EXERCISE AIM:
Among the entries below, please show each line that carries the word "Days".

DATA FOR PROCESSING:

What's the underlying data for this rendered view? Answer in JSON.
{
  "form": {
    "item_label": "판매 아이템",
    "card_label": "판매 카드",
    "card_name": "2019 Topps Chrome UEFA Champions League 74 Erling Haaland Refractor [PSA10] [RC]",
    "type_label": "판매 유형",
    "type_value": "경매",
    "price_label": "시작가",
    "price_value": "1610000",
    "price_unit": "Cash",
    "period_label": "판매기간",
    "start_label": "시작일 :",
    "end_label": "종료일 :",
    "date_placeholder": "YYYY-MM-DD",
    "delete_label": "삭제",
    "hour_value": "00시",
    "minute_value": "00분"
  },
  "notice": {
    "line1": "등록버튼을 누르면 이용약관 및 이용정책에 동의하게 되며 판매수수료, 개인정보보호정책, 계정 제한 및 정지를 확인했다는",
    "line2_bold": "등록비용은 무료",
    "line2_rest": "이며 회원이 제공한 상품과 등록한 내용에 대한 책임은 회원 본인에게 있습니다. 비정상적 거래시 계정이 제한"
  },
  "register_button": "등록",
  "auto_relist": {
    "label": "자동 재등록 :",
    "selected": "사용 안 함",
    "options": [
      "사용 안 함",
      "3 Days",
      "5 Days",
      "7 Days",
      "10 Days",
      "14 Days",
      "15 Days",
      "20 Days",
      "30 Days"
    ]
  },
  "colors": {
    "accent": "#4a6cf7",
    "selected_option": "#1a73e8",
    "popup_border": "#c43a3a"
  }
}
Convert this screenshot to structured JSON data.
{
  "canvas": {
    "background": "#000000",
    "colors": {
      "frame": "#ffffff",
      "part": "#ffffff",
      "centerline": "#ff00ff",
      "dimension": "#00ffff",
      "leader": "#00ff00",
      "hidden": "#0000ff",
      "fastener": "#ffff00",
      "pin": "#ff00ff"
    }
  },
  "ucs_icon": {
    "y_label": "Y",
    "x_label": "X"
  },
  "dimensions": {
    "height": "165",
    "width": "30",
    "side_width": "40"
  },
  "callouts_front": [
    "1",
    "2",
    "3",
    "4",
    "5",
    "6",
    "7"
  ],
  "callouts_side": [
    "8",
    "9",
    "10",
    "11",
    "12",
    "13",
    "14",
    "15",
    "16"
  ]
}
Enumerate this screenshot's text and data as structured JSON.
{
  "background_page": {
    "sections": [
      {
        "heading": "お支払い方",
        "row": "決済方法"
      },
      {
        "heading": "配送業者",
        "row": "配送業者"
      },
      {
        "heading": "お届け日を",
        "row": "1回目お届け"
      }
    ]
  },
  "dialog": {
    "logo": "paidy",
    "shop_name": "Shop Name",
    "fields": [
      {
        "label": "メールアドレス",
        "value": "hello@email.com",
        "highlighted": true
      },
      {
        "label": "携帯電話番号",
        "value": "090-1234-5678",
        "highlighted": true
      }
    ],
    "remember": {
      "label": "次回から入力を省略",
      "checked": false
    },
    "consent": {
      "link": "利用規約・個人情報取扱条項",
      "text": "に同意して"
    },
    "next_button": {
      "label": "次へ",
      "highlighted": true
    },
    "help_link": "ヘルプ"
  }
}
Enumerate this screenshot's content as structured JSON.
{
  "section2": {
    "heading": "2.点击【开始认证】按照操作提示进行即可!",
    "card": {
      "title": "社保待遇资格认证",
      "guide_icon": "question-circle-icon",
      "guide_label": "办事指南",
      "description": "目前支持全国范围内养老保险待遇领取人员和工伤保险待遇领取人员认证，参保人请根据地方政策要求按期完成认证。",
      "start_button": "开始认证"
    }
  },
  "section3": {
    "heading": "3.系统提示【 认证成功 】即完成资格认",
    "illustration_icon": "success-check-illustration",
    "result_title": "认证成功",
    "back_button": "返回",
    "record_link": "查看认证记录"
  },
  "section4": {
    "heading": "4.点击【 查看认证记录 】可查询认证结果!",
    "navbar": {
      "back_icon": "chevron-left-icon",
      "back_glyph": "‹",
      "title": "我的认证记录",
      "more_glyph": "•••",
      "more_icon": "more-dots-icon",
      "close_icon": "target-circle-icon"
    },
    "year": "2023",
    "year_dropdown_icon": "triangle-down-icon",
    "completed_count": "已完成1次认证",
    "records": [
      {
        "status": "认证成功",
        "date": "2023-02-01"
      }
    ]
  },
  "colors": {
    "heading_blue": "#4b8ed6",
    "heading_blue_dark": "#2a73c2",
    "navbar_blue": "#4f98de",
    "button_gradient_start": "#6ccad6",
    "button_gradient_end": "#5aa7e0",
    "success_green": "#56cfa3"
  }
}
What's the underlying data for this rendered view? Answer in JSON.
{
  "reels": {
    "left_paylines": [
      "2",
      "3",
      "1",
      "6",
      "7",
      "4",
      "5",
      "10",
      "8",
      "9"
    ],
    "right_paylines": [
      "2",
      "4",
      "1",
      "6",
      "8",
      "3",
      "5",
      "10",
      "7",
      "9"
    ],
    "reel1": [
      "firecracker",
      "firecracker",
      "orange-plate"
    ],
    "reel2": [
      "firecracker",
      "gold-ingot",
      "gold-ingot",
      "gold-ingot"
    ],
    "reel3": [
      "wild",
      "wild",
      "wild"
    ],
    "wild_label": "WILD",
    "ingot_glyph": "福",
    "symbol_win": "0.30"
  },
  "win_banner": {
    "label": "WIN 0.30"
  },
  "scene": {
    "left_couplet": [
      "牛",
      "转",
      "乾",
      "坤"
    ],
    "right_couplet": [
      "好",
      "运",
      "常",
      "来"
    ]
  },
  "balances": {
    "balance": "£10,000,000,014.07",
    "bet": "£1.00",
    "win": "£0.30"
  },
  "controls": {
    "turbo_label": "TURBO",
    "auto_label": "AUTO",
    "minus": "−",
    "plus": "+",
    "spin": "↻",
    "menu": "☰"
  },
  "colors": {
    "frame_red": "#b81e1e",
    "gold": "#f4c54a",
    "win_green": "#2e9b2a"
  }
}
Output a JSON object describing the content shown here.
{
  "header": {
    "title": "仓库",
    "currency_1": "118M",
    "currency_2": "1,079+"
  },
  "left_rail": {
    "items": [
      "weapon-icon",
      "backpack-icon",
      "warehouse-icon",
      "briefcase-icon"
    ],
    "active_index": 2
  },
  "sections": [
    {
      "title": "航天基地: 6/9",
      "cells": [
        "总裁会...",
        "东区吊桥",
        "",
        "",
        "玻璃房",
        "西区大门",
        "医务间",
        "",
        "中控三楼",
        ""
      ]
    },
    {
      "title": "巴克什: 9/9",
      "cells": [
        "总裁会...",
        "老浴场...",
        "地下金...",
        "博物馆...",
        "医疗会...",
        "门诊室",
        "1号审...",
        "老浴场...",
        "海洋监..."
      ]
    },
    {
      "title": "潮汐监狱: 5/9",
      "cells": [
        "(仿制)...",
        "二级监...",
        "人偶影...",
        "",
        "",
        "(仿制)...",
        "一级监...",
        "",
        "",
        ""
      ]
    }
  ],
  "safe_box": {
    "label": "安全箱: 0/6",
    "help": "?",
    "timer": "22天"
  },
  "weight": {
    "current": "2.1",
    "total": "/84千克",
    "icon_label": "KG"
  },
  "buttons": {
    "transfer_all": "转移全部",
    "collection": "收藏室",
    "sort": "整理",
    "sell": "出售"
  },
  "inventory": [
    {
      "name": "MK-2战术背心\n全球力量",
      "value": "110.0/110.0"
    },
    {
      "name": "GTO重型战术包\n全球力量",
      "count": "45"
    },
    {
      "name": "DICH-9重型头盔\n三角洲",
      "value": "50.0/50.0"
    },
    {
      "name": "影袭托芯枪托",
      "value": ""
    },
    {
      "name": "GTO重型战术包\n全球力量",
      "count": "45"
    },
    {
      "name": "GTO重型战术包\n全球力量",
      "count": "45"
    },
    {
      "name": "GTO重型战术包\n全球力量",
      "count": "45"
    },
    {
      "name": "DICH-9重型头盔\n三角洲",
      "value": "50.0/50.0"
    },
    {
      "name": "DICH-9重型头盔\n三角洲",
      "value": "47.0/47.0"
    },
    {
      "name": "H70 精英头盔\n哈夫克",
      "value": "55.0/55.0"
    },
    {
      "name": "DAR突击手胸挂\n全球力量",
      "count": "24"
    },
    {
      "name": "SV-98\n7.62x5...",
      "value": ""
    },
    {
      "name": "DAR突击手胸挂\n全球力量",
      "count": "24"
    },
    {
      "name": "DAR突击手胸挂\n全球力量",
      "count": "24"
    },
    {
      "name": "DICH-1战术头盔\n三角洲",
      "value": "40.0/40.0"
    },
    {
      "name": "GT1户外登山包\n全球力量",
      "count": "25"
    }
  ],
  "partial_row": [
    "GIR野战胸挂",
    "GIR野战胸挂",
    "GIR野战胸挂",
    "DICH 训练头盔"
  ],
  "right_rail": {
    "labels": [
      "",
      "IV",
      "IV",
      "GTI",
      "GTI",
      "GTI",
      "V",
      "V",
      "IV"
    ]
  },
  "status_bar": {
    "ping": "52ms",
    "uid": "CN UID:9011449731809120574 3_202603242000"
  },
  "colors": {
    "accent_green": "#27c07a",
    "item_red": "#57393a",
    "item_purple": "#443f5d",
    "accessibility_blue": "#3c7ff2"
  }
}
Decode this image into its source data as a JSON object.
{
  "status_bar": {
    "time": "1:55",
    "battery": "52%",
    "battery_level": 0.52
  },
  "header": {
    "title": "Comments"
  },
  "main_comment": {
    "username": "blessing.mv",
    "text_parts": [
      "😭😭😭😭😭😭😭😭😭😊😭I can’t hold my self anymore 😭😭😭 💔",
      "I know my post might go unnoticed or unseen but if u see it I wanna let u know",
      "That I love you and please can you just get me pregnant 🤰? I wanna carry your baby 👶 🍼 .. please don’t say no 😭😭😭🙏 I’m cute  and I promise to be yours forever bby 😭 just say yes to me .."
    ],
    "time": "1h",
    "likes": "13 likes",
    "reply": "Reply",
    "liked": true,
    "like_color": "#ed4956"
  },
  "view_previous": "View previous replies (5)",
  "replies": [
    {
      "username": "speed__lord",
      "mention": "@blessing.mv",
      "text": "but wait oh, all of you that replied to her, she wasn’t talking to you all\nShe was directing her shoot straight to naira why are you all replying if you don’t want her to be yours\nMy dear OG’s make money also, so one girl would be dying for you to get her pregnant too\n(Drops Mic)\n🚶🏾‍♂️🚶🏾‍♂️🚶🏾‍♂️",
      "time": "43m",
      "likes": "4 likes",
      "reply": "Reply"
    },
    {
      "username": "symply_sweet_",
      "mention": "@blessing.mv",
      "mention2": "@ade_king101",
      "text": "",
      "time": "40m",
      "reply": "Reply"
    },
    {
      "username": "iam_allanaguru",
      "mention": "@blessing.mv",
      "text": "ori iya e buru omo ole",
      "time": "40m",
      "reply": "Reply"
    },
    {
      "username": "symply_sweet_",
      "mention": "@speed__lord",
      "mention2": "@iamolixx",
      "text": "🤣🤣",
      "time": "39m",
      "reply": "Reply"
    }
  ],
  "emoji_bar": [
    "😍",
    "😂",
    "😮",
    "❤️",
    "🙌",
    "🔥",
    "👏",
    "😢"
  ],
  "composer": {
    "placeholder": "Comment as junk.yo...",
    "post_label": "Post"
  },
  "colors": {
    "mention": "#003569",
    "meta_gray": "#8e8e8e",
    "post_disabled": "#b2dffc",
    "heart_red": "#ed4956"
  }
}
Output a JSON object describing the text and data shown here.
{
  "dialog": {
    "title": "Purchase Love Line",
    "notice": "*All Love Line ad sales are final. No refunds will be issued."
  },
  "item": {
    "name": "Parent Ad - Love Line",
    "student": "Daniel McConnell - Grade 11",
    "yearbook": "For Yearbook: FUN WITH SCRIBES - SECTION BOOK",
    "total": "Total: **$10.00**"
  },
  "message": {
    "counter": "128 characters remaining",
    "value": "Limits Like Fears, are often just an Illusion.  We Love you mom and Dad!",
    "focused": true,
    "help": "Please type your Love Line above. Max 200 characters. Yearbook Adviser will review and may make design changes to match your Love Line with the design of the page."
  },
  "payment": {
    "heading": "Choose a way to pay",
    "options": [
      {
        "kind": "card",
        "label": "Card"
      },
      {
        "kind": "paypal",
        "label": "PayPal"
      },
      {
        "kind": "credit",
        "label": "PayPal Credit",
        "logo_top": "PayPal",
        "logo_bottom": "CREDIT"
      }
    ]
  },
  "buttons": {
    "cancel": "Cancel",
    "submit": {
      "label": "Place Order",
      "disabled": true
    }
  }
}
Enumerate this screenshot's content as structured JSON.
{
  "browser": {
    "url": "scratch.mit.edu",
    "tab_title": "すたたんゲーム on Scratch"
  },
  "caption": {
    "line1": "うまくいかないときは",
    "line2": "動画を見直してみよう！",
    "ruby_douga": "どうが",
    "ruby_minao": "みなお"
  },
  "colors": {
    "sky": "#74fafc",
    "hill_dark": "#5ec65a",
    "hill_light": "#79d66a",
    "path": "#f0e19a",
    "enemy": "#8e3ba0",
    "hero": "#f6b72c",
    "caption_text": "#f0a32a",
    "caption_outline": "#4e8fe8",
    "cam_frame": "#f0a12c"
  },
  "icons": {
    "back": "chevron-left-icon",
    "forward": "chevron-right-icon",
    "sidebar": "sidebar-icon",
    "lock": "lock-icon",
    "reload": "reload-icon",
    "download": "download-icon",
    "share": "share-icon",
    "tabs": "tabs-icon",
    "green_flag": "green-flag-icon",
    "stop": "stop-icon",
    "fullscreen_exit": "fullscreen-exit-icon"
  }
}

RESPONSE TO THIS TASK:
      "3 Days",
      "5 Days",
      "7 Days",
      "10 Days",
      "14 Days",
      "15 Days",
      "20 Days",
      "30 Days"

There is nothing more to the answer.